The New York Times recently released a poll showing Obama’s popularity spread much higher than any other active poll at +37. With a margin of error of only +/-3% how can this be explained?
In the past, I have discussed how “Likely Voter” polls give more accurate results than “Registered Voter” polls or “Adults.” The Rasmussen Likely Voters poll currently has Obama at only +10% with their Presidential Approval Index at only +2%. The New York Times uses “Adults.”
Even among “Adults” polling, the New York Times poll is still way outside the norm. Within 24 hours of the NYT/CBS poll a NBC/WSJ “Adults” poll only had Obama at +22%. The key is with the statistical sampling they don’t print in their “news” article.
When asked who they voted for in 2008 this was the NYT sample:
Didn’t Vote: 19%
Obama won the actual popular vote by a 52.87%-45.61% margin. Not by a 2:1 margin. The actual results of the election are not subject to opinion or any margin of error. They are a known quantity. With the known numbers right, the NYT numbers must be wrong.
MORE BELOW THE FOLD….
Even if we eliminate those who did not vote or refused, the actual voting replies calculate as follows:
The NYT sample shows an Obama victory 4 times the size of his actual victory. McCain fared better than these national numbers even here in Massachusetts.
The NYT poll shows only 26% of the people voting against Obama also shows his negatives at 26%.
In reality over 47% of the people voted against Obama. What are his actual negatives?

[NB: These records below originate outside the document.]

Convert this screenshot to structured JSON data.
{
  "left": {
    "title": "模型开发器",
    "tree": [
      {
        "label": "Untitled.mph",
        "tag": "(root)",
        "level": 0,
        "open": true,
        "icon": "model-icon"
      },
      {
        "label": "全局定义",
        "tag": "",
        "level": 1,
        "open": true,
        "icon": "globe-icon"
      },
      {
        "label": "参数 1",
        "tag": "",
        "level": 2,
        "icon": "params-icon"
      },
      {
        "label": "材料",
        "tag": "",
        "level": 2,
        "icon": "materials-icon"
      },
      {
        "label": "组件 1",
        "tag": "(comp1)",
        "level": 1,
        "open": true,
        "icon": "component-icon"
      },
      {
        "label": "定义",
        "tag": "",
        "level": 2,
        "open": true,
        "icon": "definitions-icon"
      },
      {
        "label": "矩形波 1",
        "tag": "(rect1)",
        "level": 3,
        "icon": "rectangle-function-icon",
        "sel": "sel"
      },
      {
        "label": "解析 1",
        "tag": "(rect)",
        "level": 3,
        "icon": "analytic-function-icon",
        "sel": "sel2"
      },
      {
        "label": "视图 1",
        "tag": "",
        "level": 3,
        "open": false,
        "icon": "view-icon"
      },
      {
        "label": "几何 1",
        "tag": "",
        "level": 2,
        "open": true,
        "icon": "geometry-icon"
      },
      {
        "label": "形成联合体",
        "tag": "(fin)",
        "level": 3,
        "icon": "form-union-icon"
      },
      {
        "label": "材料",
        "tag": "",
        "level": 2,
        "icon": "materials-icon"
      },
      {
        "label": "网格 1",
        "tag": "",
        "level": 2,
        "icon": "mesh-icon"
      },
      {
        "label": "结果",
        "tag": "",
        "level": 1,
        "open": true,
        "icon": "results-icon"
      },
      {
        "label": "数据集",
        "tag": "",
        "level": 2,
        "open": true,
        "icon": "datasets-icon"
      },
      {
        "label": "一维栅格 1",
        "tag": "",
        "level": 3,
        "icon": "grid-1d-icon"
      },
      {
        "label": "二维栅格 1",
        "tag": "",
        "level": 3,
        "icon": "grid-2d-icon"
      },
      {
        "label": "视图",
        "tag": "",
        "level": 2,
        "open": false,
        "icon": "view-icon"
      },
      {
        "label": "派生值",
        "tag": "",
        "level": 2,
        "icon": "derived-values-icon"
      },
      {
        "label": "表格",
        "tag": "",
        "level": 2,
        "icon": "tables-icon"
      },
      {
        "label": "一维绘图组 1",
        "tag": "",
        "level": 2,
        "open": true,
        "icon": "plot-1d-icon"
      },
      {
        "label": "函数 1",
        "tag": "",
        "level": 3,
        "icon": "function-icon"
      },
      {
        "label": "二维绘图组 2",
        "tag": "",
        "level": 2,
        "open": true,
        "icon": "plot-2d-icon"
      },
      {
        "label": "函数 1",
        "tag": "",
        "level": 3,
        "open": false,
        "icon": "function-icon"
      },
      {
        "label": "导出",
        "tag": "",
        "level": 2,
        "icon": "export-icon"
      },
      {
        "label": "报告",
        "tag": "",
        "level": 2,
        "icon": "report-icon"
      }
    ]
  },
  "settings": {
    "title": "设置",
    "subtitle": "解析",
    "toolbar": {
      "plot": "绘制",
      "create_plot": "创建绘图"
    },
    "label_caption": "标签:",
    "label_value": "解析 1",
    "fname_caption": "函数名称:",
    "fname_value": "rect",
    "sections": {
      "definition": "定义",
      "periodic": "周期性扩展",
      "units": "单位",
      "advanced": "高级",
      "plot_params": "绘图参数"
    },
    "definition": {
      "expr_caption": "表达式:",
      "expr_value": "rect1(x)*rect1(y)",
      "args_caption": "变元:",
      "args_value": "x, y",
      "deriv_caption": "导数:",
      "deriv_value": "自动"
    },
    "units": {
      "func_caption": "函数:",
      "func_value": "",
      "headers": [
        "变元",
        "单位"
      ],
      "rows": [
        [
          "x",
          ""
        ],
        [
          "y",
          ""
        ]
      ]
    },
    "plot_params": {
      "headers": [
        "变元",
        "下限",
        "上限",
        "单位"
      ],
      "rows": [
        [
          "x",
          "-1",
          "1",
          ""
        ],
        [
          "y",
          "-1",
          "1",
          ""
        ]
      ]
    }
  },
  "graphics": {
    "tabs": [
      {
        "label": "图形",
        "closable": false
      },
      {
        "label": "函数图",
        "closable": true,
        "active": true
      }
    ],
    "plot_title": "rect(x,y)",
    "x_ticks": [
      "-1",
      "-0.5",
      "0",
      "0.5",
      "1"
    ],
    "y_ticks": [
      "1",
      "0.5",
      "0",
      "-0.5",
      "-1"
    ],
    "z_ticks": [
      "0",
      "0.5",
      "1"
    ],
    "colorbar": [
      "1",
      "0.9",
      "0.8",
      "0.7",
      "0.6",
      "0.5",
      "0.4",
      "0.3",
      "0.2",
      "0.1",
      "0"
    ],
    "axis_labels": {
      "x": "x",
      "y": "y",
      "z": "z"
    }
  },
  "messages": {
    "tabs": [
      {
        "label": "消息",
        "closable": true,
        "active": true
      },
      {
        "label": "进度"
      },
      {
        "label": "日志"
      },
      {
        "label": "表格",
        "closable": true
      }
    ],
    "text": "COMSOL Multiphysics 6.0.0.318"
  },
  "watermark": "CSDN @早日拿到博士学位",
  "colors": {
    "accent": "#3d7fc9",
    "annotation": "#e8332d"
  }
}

(BTW: The NBC/WSJ also over polled Obama voters, but by a much more reasonable margin)